To answer the original question: just sort the indices, and use a radix sort. If your indices are 32-bit, you can use a three-pass radix sort with 11-bit buckets that will nicely fit into the CPU's L1 cache.
This looks like indeed a nice idea for applying radix sort. There's so few places where it really fits.
I couldn't tell whether it's worth the trouble (still always using std::sort, which for anything practical surprisingly turns out just good enough every time, I've never had enough of a justification for actually using radix sort in my entire life), but from playing with it a decade or two ago, I remember that radix sort can easily be 3-4 times faster than e.g. quicksort/introsort.
So if the sort is indeed bottlenecking you out (that is, you don't meet your frame time, and profiling points to the sort), that would probably be a viable option.
Slight nitpick, though: One doesn't of course sort the indices, which would be somewhat pointless. You most certainly didn't mean to say that, but it kind of sounded like it.
One sorts the keys (moving indices). Or well, one sorts indices by key, or whatever one would call it.

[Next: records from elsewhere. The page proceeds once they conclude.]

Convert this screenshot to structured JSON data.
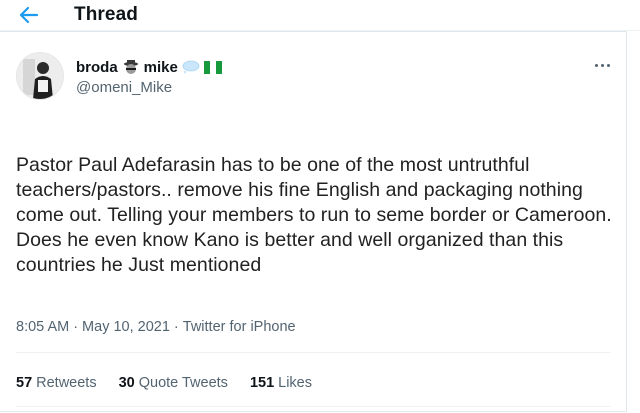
{
  "header": {
    "title": "Thread",
    "back_icon": "arrow-left-icon",
    "accent_color": "#1d9bf0"
  },
  "tweet": {
    "author": {
      "display_name_part1": "broda",
      "display_name_part2": "mike",
      "emoji_icons": [
        "spy-face-icon",
        "speech-balloon-icon",
        "nigeria-flag-icon"
      ],
      "handle": "@omeni_Mike"
    },
    "text": "Pastor Paul Adefarasin has to be one of the most untruthful teachers/pastors.. remove his fine English and packaging nothing come out. Telling your members to run to seme border or Cameroon. Does he even know Kano is better and well organized than this countries he Just mentioned",
    "time": "8:05 AM",
    "separator": "·",
    "date": "May 10, 2021",
    "source": "Twitter for iPhone",
    "stats": {
      "retweets_count": "57",
      "retweets_label": "Retweets",
      "quotes_count": "30",
      "quotes_label": "Quote Tweets",
      "likes_count": "151",
      "likes_label": "Likes"
    }
  }
}
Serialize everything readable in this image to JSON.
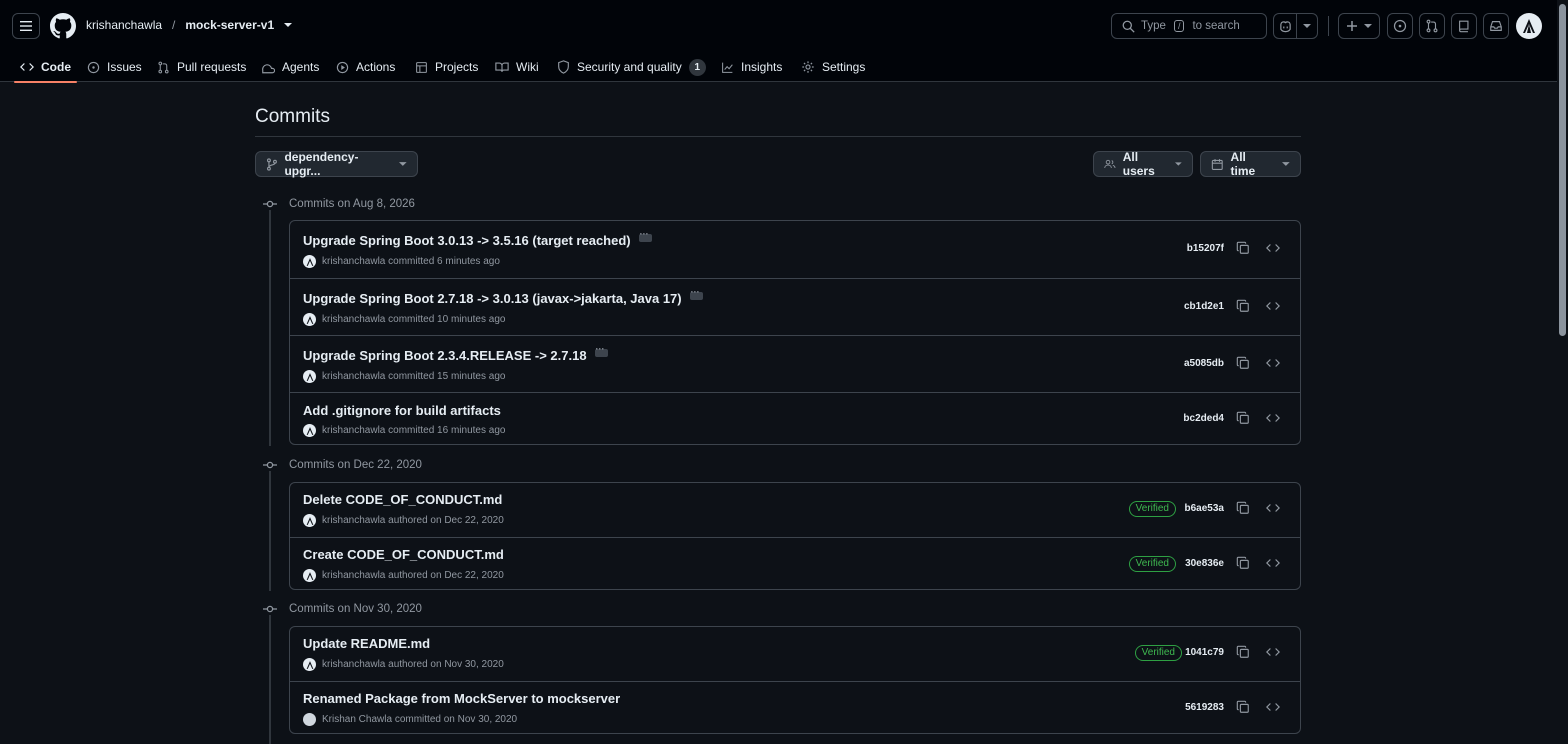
{
  "header": {
    "owner": "krishanchawla",
    "separator": "/",
    "repo": "mock-server-v1",
    "search": {
      "prefix": "Type",
      "key": "/",
      "suffix": "to search"
    }
  },
  "tabs": [
    {
      "label": "Code",
      "icon": "code-icon",
      "active": true
    },
    {
      "label": "Issues",
      "icon": "issue-icon"
    },
    {
      "label": "Pull requests",
      "icon": "pull-request-icon"
    },
    {
      "label": "Agents",
      "icon": "agent-icon"
    },
    {
      "label": "Actions",
      "icon": "play-icon"
    },
    {
      "label": "Projects",
      "icon": "table-icon"
    },
    {
      "label": "Wiki",
      "icon": "book-icon"
    },
    {
      "label": "Security and quality",
      "icon": "shield-icon",
      "count": "1"
    },
    {
      "label": "Insights",
      "icon": "graph-icon"
    },
    {
      "label": "Settings",
      "icon": "gear-icon"
    }
  ],
  "page": {
    "title": "Commits",
    "branch": "dependency-upgr...",
    "users_filter": "All users",
    "time_filter": "All time"
  },
  "groups": [
    {
      "heading": "Commits on Aug 8, 2026",
      "commits": [
        {
          "title": "Upgrade Spring Boot 3.0.13 -> 3.5.16 (target reached)",
          "author": "krishanchawla",
          "meta": "committed 6 minutes ago",
          "sha": "b15207f",
          "ellipsis": true
        },
        {
          "title": "Upgrade Spring Boot 2.7.18 -> 3.0.13 (javax->jakarta, Java 17)",
          "author": "krishanchawla",
          "meta": "committed 10 minutes ago",
          "sha": "cb1d2e1",
          "ellipsis": true
        },
        {
          "title": "Upgrade Spring Boot 2.3.4.RELEASE -> 2.7.18",
          "author": "krishanchawla",
          "meta": "committed 15 minutes ago",
          "sha": "a5085db",
          "ellipsis": true
        },
        {
          "title": "Add .gitignore for build artifacts",
          "author": "krishanchawla",
          "meta": "committed 16 minutes ago",
          "sha": "bc2ded4"
        }
      ]
    },
    {
      "heading": "Commits on Dec 22, 2020",
      "commits": [
        {
          "title": "Delete CODE_OF_CONDUCT.md",
          "author": "krishanchawla",
          "meta": "authored on Dec 22, 2020",
          "sha": "b6ae53a",
          "verified": "Verified"
        },
        {
          "title": "Create CODE_OF_CONDUCT.md",
          "author": "krishanchawla",
          "meta": "authored on Dec 22, 2020",
          "sha": "30e836e",
          "verified": "Verified"
        }
      ]
    },
    {
      "heading": "Commits on Nov 30, 2020",
      "commits": [
        {
          "title": "Update README.md",
          "author": "krishanchawla",
          "meta": "authored on Nov 30, 2020",
          "sha": "1041c79",
          "verified": "Verified"
        },
        {
          "title": "Renamed Package from MockServer to mockserver",
          "author": "Krishan Chawla",
          "meta": "committed on Nov 30, 2020",
          "sha": "5619283"
        }
      ]
    }
  ],
  "colors": {
    "background": "#0d1117",
    "header": "#010409",
    "border": "#3d444d",
    "accent_tab": "#f78166",
    "verified": "#3fb950"
  }
}
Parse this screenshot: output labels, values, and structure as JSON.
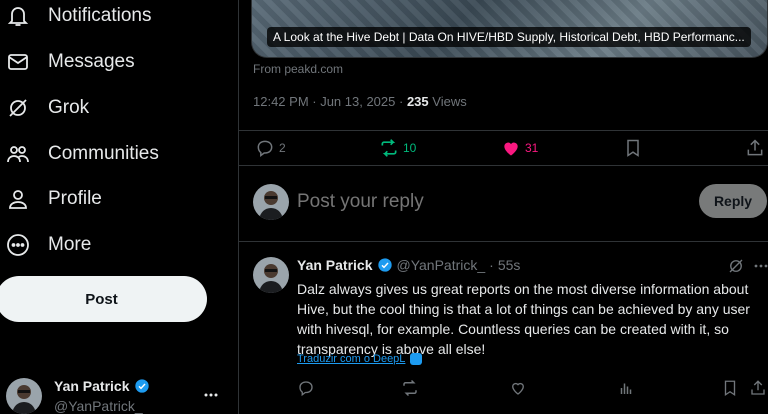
{
  "sidebar": {
    "items": [
      {
        "label": "Notifications",
        "icon": "bell-icon"
      },
      {
        "label": "Messages",
        "icon": "envelope-icon"
      },
      {
        "label": "Grok",
        "icon": "grok-icon"
      },
      {
        "label": "Communities",
        "icon": "communities-icon"
      },
      {
        "label": "Profile",
        "icon": "person-icon"
      },
      {
        "label": "More",
        "icon": "more-circle-icon"
      }
    ],
    "post_label": "Post",
    "account": {
      "name": "Yan Patrick",
      "handle": "@YanPatrick_"
    }
  },
  "post": {
    "card_title": "A Look at the Hive Debt | Data On HIVE/HBD Supply, Historical Debt, HBD Performanc...",
    "from": "From peakd.com",
    "timestamp": "12:42 PM · Jun 13, 2025 ·",
    "views_count": "235",
    "views_label": "Views",
    "replies": "2",
    "reposts": "10",
    "likes": "31"
  },
  "reply": {
    "placeholder": "Post your reply",
    "button_label": "Reply"
  },
  "reply_tweet": {
    "name": "Yan Patrick",
    "handle": "@YanPatrick_",
    "dot": "·",
    "time": "55s",
    "text": "Dalz always gives us great reports on the most diverse information about Hive, but the cool thing is that a lot of things can be achieved by any user with hivesql, for example. Countless queries can be created with it, so transparency is above all else!",
    "translate_label": "Traduzir com o DeepL"
  },
  "colors": {
    "accent": "#1d9bf0",
    "repost": "#00ba7c",
    "like": "#f91880",
    "muted": "#71767b"
  }
}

Which means that most likely, 3 passes won't be enough, sadly (or you need bigger buckets), since you will almost certainly have at least 48 or 64-bit numbers to deal with (except if you have very few passes and render states, and are very unkind to your depth info).
Not using a stable radix sort to save temp memory may be viable (can instead concat the indices like described above if needed, even if this means an extra pass... the storage size difference alone likely outweights the extra pass because of fitting L1).
Thanks for pointing out my mistake, yes I wanted to say that one should sort the keys . What you get back are the indices which are then used to access your data.
Fully generic rendering-related data might not fit into a 32-bit key, that's true. But there are certain occasions where 32 bits are more than enough (or even 16 might suffice), e.g. for sorting particles.
As a quick note on performance, sorting 50k particles back-to-front using an ordinary std::sort on 16-bit keys takes 3.2ms on my machine, whereas an optimized radix-sort needs 0.25ms. If all you need to sort are keys that somehow index other data, it's almost always better to just sort that, and correctly index the data on access because this causes much fewer memory accesses during the sort.